"... and to my current third wife - namely Leeda Harper Linder - I leave you your freedom to return to your home town. You and I were a necessary inconvenience, death has finally freed us both. Go with my blessings. You may take the mule you call Nanny for your own steed and food sufficient to your needs equal to the number of months that we were married, namely eleven. The ring you received on our wedding day must be returned to the Linder coffers but in its place you are to receive one plain gold band as a token of our marriage, three plain circles of silver, five of copper, and twelve of brass to sell for your personal needs. I grant you the clothes in your clothespress and linens from the Hall's inventory sufficient to start your own household. I also free you from full mourning so that you may seek a new match at your town's Autumn Meeting should that be your desire."

There were other words spoken after those but they were not meant for me. The few words my husband did leave for me were resented by his first two wives Ceena and Tonya. The truth is they resented having to share his death with me nearly as much as they had resented having to share his life.

Share ... hah, as if The Linder had ever really had time for me. In eleven months he'd only bed me twice and one of those was my wedding night; the other was given to me in a fit of pity after a drunken night when he finally witnessed and accepted my lot in life in his household. And didn't Ceena and Tonya sweat long and hard wondering if I would catch a babe from that night. Both had been trying for years - with a few successes only to lose the children to illness or accident - and were proud to still be of childbearing years though reaching the end of them no matter the potions and notions they daily sought to remain young. But no, God chose not to bless me from either visit and the two of them were surely relieved and not even bothering to hide the fact.

Both still being handsome enough I believe they, after overhearing them conspire, look to catch the eye of The Linder's heir. They have no desire to be relegated to a secondary position in the household they've ruled for so long.

I've heard the new Guardian - who will be called The Linder like his predecessors before him - is a widower and not unwilling to marry again despite already having heirs of his own. It matters not to me one bit. I have Nanny and some supplies and I am going home ... or to what once was my home.

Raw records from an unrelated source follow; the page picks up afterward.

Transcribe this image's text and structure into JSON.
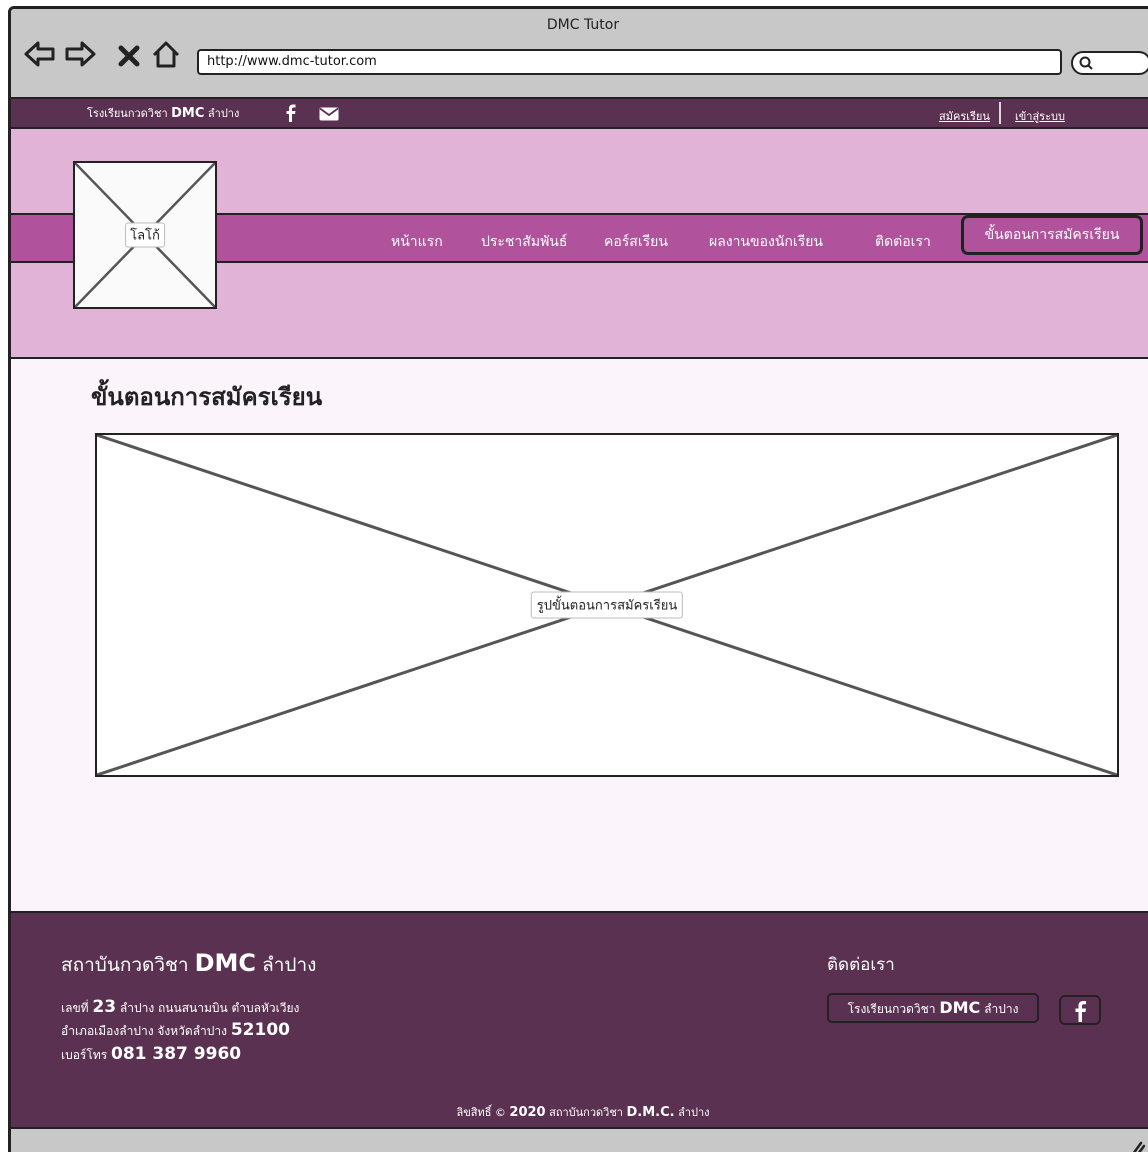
{
  "browser": {
    "window_title": "DMC Tutor",
    "url": "http://www.dmc-tutor.com",
    "icons": [
      "back-icon",
      "forward-icon",
      "close-icon",
      "home-icon",
      "search-icon"
    ]
  },
  "topbar": {
    "school_prefix": "โรงเรียนกวดวิชา",
    "school_brand": "DMC",
    "school_suffix": "ลำปาง",
    "register_link": "สมัครเรียน",
    "login_link": "เข้าสู่ระบบ"
  },
  "header": {
    "logo_label": "โลโก้",
    "menu": [
      "หน้าแรก",
      "ประชาสัมพันธ์",
      "คอร์สเรียน",
      "ผลงานของนักเรียน",
      "ติดต่อเรา"
    ],
    "active_menu": "ขั้นตอนการสมัครเรียน"
  },
  "main": {
    "title": "ขั้นตอนการสมัครเรียน",
    "image_label": "รูปขั้นตอนการสมัครเรียน"
  },
  "footer": {
    "org_prefix": "สถาบันกวดวิชา",
    "org_brand": "DMC",
    "org_suffix": "ลำปาง",
    "address_line1_prefix": "เลขที่",
    "address_line1_num": "23",
    "address_line1_rest": "ลำปาง ถนนสนามบิน ตำบลหัวเวียง",
    "address_line2_prefix": "อำเภอเมืองลำปาง จังหวัดลำปาง",
    "address_line2_num": "52100",
    "phone_prefix": "เบอร์โทร",
    "phone": "081 387 9960",
    "contact_title": "ติดต่อเรา",
    "fb_button_prefix": "โรงเรียนกวดวิชา",
    "fb_button_brand": "DMC",
    "fb_button_suffix": "ลำปาง",
    "copyright_prefix": "ลิขสิทธิ์ ©",
    "copyright_year": "2020",
    "copyright_org": "สถาบันกวดวิชา",
    "copyright_brand": "D.M.C.",
    "copyright_suffix": "ลำปาง"
  },
  "colors": {
    "topbar": "#5a3150",
    "header": "#e1b3d6",
    "navband": "#b0529c",
    "main_bg": "#fcf4fb",
    "footer": "#5a3150"
  }
}
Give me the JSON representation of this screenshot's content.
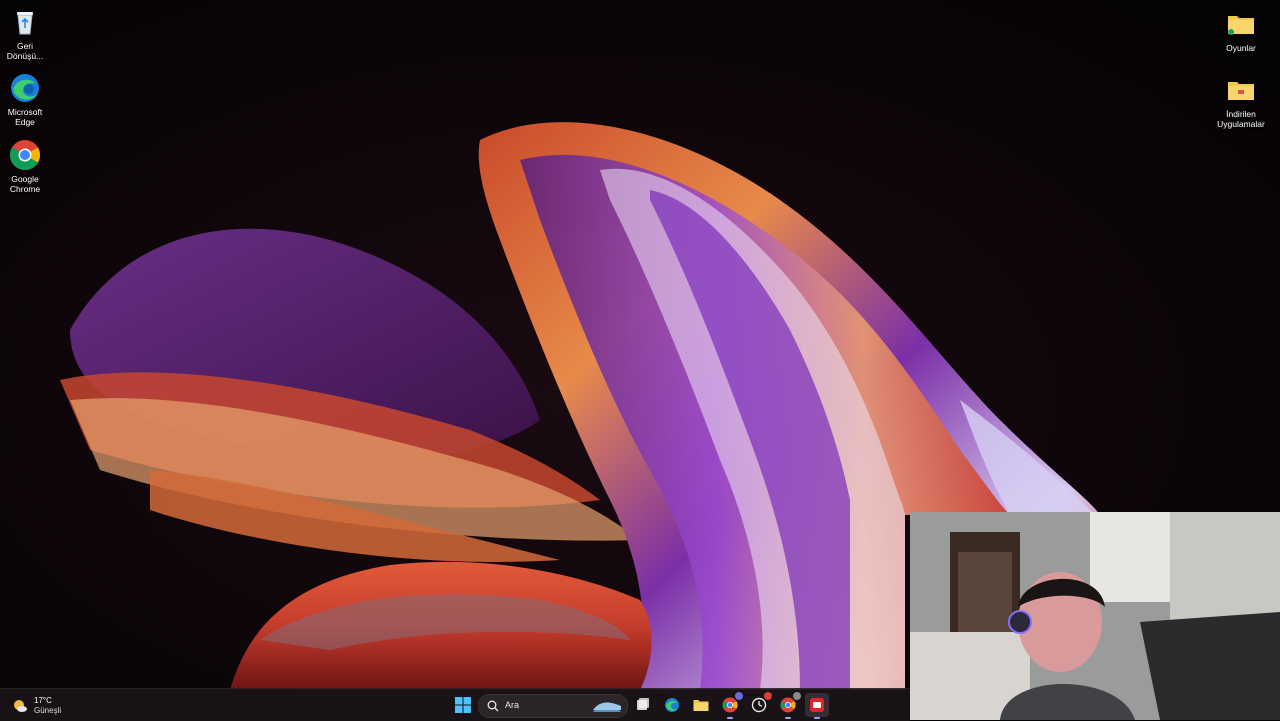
{
  "desktop": {
    "left_icons": [
      {
        "label": "Geri\nDönüşü...",
        "icon": "recycle-bin-icon"
      },
      {
        "label": "Microsoft\nEdge",
        "icon": "edge-icon"
      },
      {
        "label": "Google\nChrome",
        "icon": "chrome-icon"
      }
    ],
    "right_icons": [
      {
        "label": "Oyunlar",
        "icon": "folder-icon"
      },
      {
        "label": "İndirilen\nUygulamalar",
        "icon": "folder-icon"
      }
    ]
  },
  "taskbar": {
    "weather": {
      "temp": "17°C",
      "condition": "Güneşli",
      "icon": "sun-cloud-icon"
    },
    "search": {
      "placeholder": "Ara",
      "icon": "search-icon"
    },
    "apps": [
      {
        "name": "start-button",
        "icon": "windows-icon"
      },
      {
        "name": "task-view",
        "icon": "task-view-icon"
      },
      {
        "name": "edge",
        "icon": "edge-icon"
      },
      {
        "name": "file-explorer",
        "icon": "folder-icon"
      },
      {
        "name": "chrome-profile-1",
        "icon": "chrome-icon"
      },
      {
        "name": "clock-app",
        "icon": "clock-icon"
      },
      {
        "name": "chrome-profile-2",
        "icon": "chrome-icon"
      },
      {
        "name": "recording-app",
        "icon": "red-app-icon"
      }
    ],
    "accent": "#9aa6ff"
  },
  "webcam": {
    "visible": true
  }
}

I have a letter from Nat. He has become the assistant to the village church Elders and he says I can have the small cabin that once belonged to my grandparents. Mr. Tosh, the Linderhall manager, said there is a small wagon I can have as well to transport my belongings and my portion but no outrider can be spared as the Hall must be made ready for the new Guardian's arrival.

I care not. I am leaving at first light. There is no longer any reason for me to stay. There was barely any reason for me to come here in the first place.